“Why he did what he did, in terms of what went on when he picked up men and took them back to his flat – the only real witness we have to any of that is Dennis Nilsen. But he’s proved himself to be an unreliable narrator on many occasions. So the audience is taken into the story by Peter Jay’s character, you discover the horrors through his eyes [as in the pan-on-the-stove scene].
“We can never really understand Nilsen’s point of view so we have to come to it through Jay and Brian Masters. They both view him through very different lenses.” The drama shows initial tension between the detective and writer.

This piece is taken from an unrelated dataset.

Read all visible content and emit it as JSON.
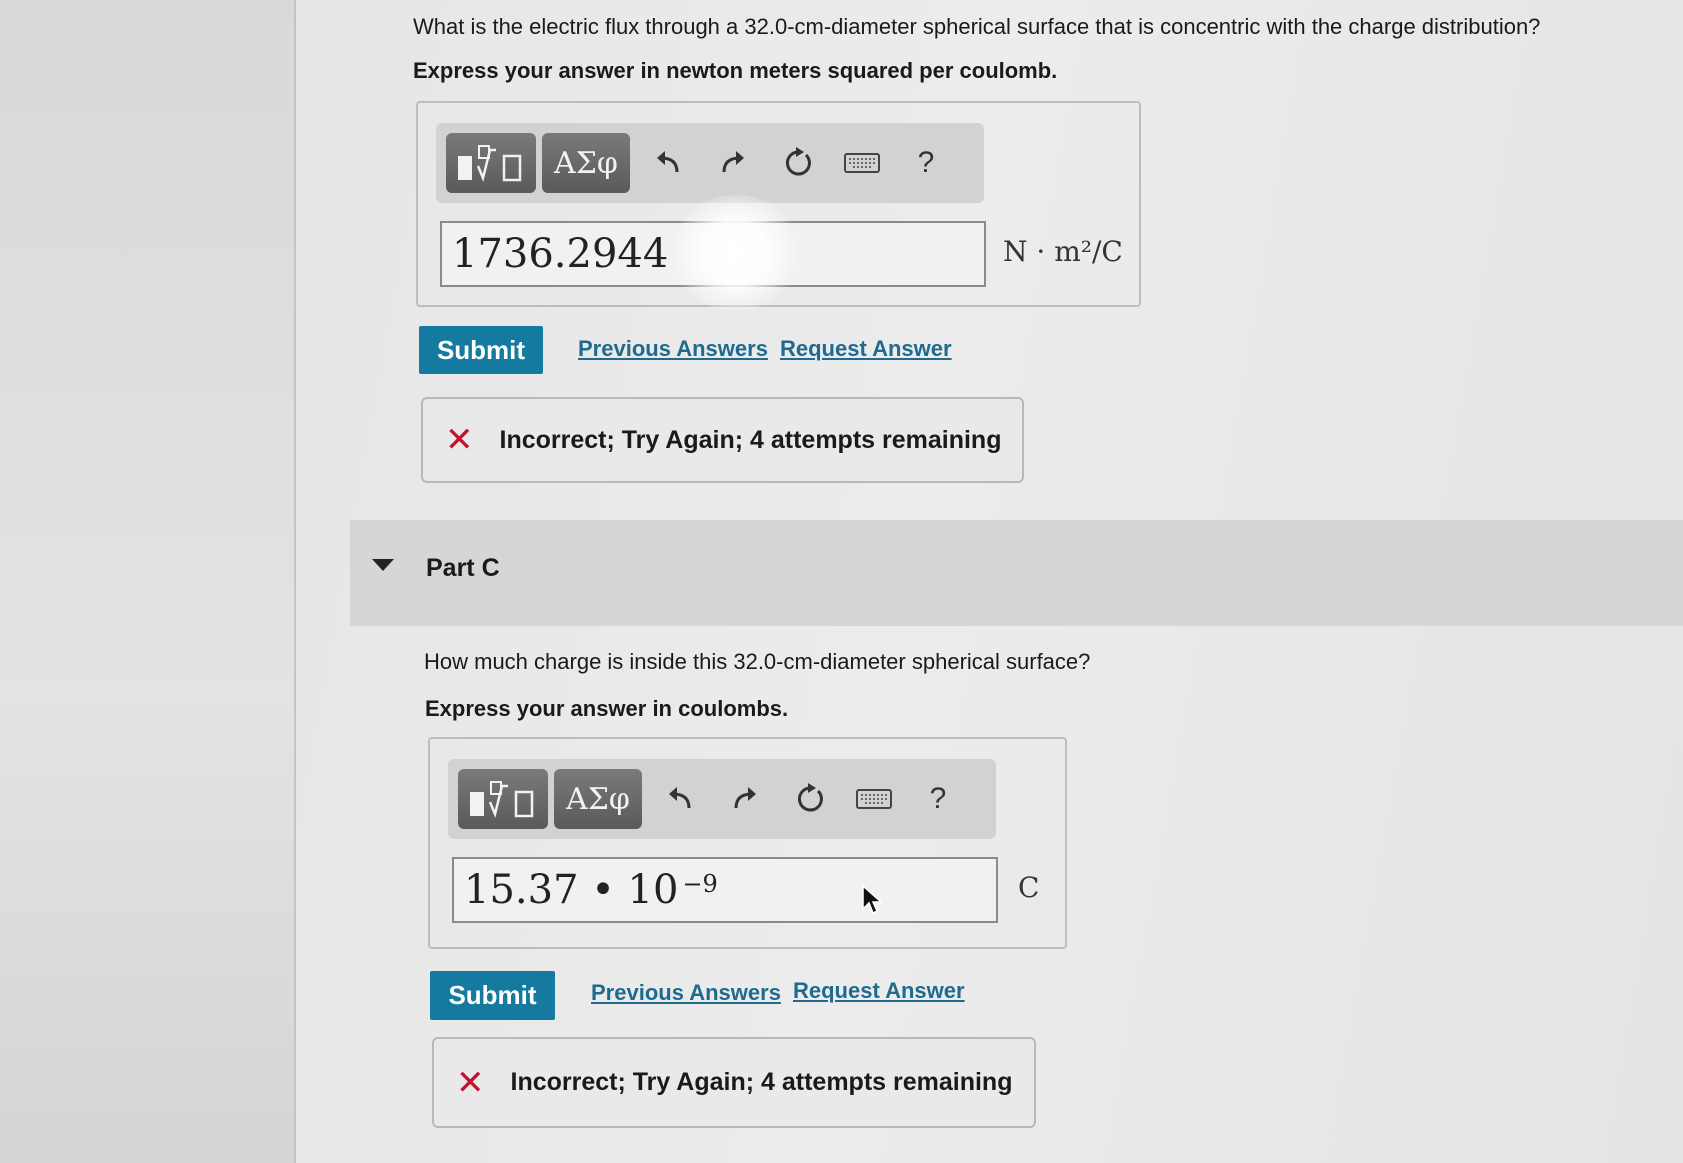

Of course the profound horror of what Nilsen did to those young men reverberates and the production made every effort to contact, and discuss the project with, any surviving family members.

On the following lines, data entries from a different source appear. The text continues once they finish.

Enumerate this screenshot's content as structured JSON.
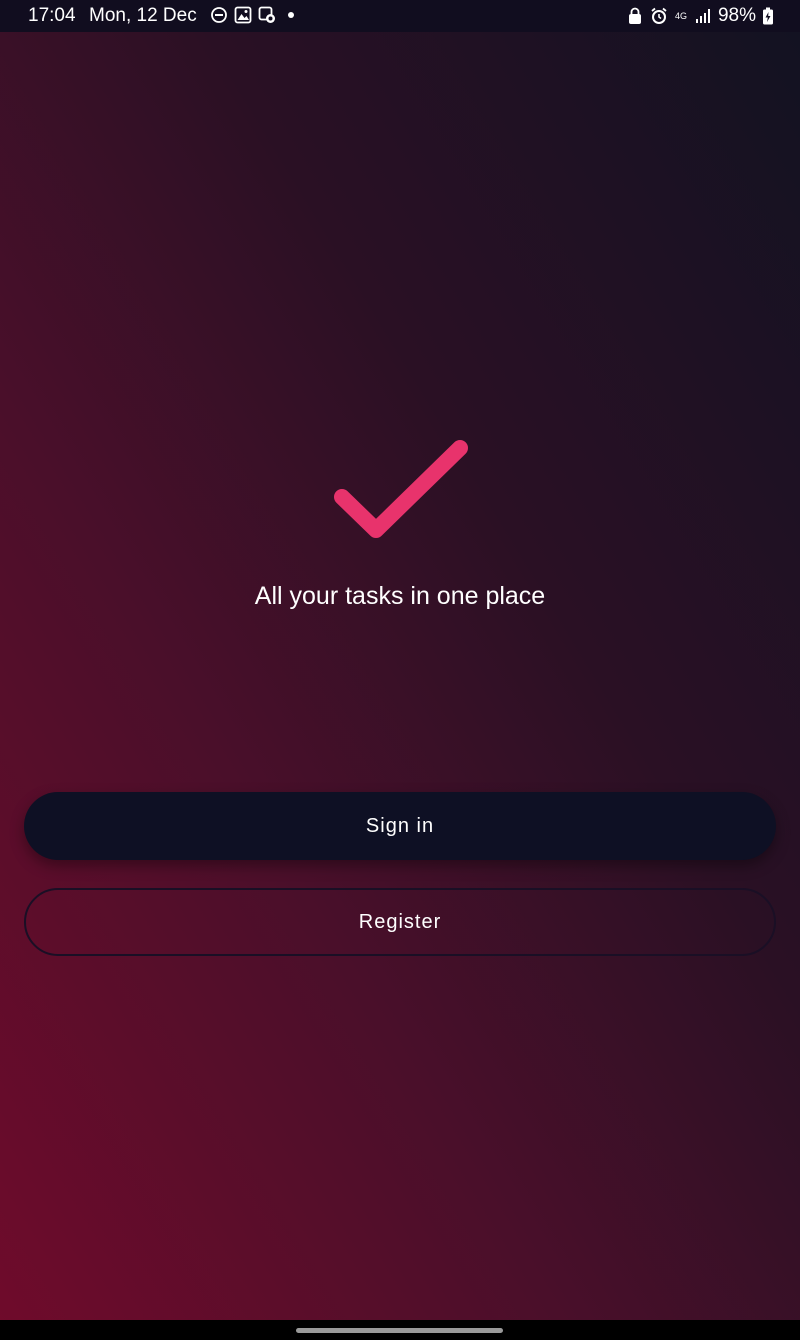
{
  "status_bar": {
    "time": "17:04",
    "date": "Mon, 12 Dec",
    "left_icons": [
      "do-not-disturb-icon",
      "gallery-icon",
      "screen-recorder-icon",
      "notification-dot-icon"
    ],
    "network": "4G",
    "battery": "98%"
  },
  "main": {
    "logo_icon": "checkmark-icon",
    "accent_color": "#e8336c",
    "tagline": "All your tasks in one place"
  },
  "actions": {
    "signin_label": "Sign in",
    "register_label": "Register"
  }
}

“When you’re making a story about something that is living history, you must do it sensitively,” says Tennant. “You are talking about things that are still very raw and we were aware of that every day on set and in the edit. We were always discussing this, even down to what cards you put up at the end [before the credits of the third and final episode] to talk about what happened after the event.”

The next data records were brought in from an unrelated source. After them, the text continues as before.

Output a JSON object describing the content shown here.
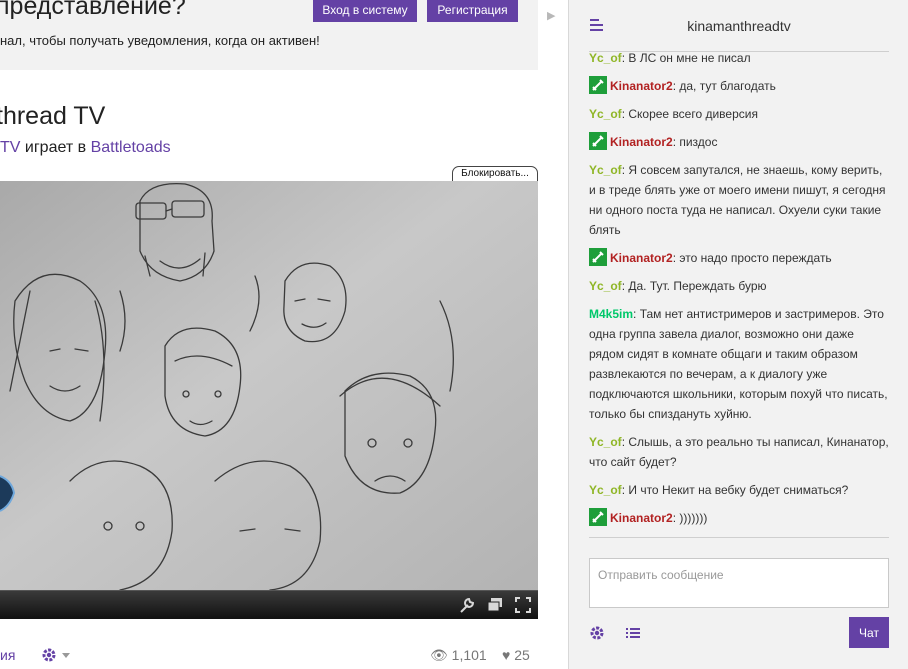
{
  "promo": {
    "title": "представление?",
    "subtitle": "нал, чтобы получать уведомления, когда он активен!",
    "login_label": "Вход в систему",
    "signup_label": "Регистрация"
  },
  "channel": {
    "title": "thread TV",
    "owner_fragment": "TV",
    "playing_text": " играет в ",
    "game": "Battletoads",
    "block_label": "Блокировать..."
  },
  "video_controls": {
    "icons": [
      "wrench-icon",
      "popout-icon",
      "fullscreen-icon"
    ]
  },
  "footer": {
    "left_link": "ия",
    "views": "1,101",
    "likes": "25"
  },
  "chat": {
    "title": "kinamanthreadtv",
    "input_placeholder": "Отправить сообщение",
    "send_label": "Чат",
    "nick_colors": {
      "Yc_of": "#8fb626",
      "Kinanator2": "#b22222",
      "M4k5im": "#00c86a"
    },
    "messages": [
      {
        "nick": "Yc_of",
        "text": "В ЛС он мне не писал",
        "badge": false
      },
      {
        "nick": "Kinanator2",
        "text": "да, тут благодать",
        "badge": true
      },
      {
        "nick": "Yc_of",
        "text": "Скорее всего диверсия",
        "badge": false
      },
      {
        "nick": "Kinanator2",
        "text": "пиздос",
        "badge": true
      },
      {
        "nick": "Yc_of",
        "text": "Я совсем запутался, не знаешь, кому верить, и в треде блять уже от моего имени пишут, я сегодня ни одного поста туда не написал. Охуели суки такие блять",
        "badge": false
      },
      {
        "nick": "Kinanator2",
        "text": "это надо просто переждать",
        "badge": true
      },
      {
        "nick": "Yc_of",
        "text": "Да. Тут. Переждать бурю",
        "badge": false
      },
      {
        "nick": "M4k5im",
        "text": "Там нет антистримеров и застримеров. Это одна группа завела диалог, возможно они даже рядом сидят в комнате общаги и таким образом развлекаются по вечерам, а к диалогу уже подключаются школьники, которым похуй что писать, только бы спиздануть хуйню.",
        "badge": false
      },
      {
        "nick": "Yc_of",
        "text": "Слышь, а это реально ты написал, Кинанатор, что сайт будет?",
        "badge": false
      },
      {
        "nick": "Yc_of",
        "text": "И что Некит на вебку будет сниматься?",
        "badge": false
      },
      {
        "nick": "Kinanator2",
        "text": ")))))))",
        "badge": true
      }
    ]
  }
}
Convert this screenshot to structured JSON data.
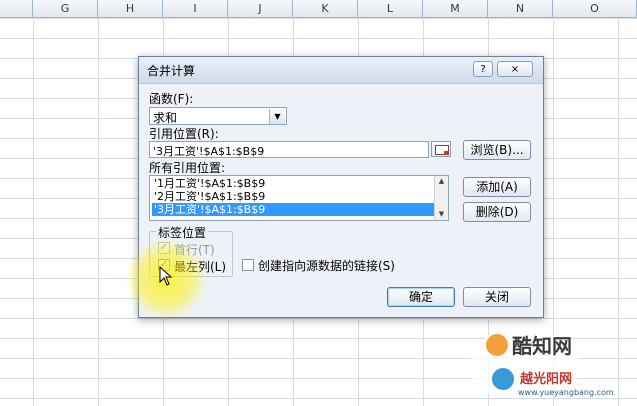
{
  "sheet": {
    "columns": [
      "G",
      "H",
      "I",
      "J",
      "K",
      "L",
      "M",
      "N",
      "O"
    ]
  },
  "dialog": {
    "title": "合并计算",
    "help_label": "?",
    "close_label": "×",
    "function_label": "函数(F):",
    "function_value": "求和",
    "reference_label": "引用位置(R):",
    "reference_value": "'3月工资'!$A$1:$B$9",
    "browse_label": "浏览(B)...",
    "all_refs_label": "所有引用位置:",
    "all_refs": [
      "'1月工资'!$A$1:$B$9",
      "'2月工资'!$A$1:$B$9",
      "'3月工资'!$A$1:$B$9"
    ],
    "selected_ref_index": 2,
    "add_label": "添加(A)",
    "delete_label": "删除(D)",
    "labels_group": "标签位置",
    "first_row_label": "首行(T)",
    "first_row_checked": true,
    "left_col_label": "最左列(L)",
    "left_col_checked": true,
    "link_label": "创建指向源数据的链接(S)",
    "link_checked": false,
    "ok_label": "确定",
    "close_button_label": "关闭"
  },
  "watermark": {
    "line1": "酷知网",
    "line2": "越光阳网",
    "url": "www.yueyangbang.com"
  },
  "colors": {
    "selection": "#3399ff",
    "highlight": "#fff000"
  }
}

So why does Tennant think serial murderers such as Nilsen have such a hold on the television-viewing public’s imagination? “I think it’s inevitable we are fascinated by the extremities of human experience, because it’s not a fairy tale or a movie where the villain is from another dimension.
“With someone like Nilsen we all have to deal with the fact that we are members of the same species as him. We are all human beings, we are all aware of where the abyss is, without having to look into it.
“What is extraordinary to us is that someone like Nilsen steps into it. I think that’s why we are interested in these stories; they remind us that these people are not from another planet.”
Most of the “action” in Des takes place shrouded in a fug of cigarette smoke, particularly in the police station. It was the 1980s, after all. No one needed to nip out to the pavement to light up. Of course, the cigarettes smoked on set were herbal.
“Whenever we talked to anyone who had been there [including police officers involved in the investigation],” says Tennant, “they talked about the chain-smoking of endless cigarettes. But cigarettes were a useful way of getting Nilsen’s favour so he would talk.”
He certainly talked, casually chatting away to the investigating detectives. His confessions were long and tough to hear, not just because of their content, but also because of Nilsen’s unshakeable self-absorption. “I think in every moment he believed he was king of his own narrative, and he would be the one to define what his own story was.”
Of course, David Tennant is a sensible and well-balanced man, and most certainly did not take home his abhorrent character to his actor wife Georgia Moffett (who we saw recently in the lockdown comedy Staged with her husband and Michael Sheen). “But I think the run-up to filming, when you are steeped in research, reading everything and watching everything and talking to people [about your character], that’s almost more what you bring home. That’s the time when Georgia was likely to ask, ‘Are you ever going to talk about anything else?’”
The filming of Des finished in January, though the final production processes were finished during lockdown. Of course, the world is an uncertain place, but once restrictions are lifted Tennant and his Des co-star Jason Watkins hope to resume filming of the BBC adaptation of Around the World in 80 Days, which was interrupted in South Africa by the pandemic.
Like the rest of us, Tennant has spent the past few months at home, with his family. “We did all right, we are lucky, we have a garden – five kids are a lot during lockdown. But they can run outside, and at least home-schooling is over, I hope for ever.”
Read more about Des
- Meet the cast of ITV’s Des
- The Real ‘Des’: True story behind Dennis Nilsen drama
- Where is ITV’s Des filmed? The real locations of Dennis Nilsen’s murders
If you want to read Killing For Company, head over to Amazon now.